## Task to complete
Below are the records; copy every line in them that holds the string "Branded".

## Element data from apps and pages
● ● ● ● ● ● ●

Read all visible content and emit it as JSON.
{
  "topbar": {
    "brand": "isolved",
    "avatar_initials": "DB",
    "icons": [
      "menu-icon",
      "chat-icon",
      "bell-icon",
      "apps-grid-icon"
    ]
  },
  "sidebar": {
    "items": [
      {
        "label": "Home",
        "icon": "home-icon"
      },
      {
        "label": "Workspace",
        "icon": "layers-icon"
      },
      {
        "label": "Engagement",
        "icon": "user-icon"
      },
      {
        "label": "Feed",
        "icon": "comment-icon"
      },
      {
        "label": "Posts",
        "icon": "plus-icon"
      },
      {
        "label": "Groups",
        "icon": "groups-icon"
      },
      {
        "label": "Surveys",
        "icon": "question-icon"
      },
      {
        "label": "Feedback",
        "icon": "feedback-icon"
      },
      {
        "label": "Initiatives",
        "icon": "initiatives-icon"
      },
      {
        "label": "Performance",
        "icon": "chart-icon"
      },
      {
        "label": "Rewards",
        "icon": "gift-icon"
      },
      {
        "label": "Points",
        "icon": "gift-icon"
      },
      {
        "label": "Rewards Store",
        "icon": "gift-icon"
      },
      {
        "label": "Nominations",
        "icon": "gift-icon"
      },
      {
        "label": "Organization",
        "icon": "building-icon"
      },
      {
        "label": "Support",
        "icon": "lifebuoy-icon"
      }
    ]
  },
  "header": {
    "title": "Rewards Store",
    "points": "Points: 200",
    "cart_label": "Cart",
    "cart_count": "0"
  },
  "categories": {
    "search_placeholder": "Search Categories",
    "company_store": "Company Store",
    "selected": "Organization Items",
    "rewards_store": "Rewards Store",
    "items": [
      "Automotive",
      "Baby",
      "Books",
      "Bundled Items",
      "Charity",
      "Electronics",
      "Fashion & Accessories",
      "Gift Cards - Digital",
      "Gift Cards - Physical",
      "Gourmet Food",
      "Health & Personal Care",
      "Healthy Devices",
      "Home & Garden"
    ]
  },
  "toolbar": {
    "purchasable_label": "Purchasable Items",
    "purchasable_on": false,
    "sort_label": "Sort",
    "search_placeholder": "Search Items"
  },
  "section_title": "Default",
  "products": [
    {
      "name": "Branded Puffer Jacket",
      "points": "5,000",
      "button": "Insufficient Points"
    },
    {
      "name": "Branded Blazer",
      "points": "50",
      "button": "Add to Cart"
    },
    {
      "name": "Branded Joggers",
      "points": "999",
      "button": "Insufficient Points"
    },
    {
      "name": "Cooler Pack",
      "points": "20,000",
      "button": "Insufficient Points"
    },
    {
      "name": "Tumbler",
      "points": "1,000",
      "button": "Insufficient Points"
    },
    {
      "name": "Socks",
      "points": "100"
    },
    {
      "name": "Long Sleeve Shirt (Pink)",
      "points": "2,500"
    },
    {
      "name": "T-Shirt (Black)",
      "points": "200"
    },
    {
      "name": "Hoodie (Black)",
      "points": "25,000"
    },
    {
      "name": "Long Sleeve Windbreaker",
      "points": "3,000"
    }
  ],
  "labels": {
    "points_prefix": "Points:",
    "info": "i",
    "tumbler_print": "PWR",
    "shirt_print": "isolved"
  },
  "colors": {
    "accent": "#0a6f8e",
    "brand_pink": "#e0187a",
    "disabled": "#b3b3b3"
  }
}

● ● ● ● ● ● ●

## Exercise result
      "name": "Branded Puffer Jacket",
      "name": "Branded Blazer",
      "name": "Branded Joggers",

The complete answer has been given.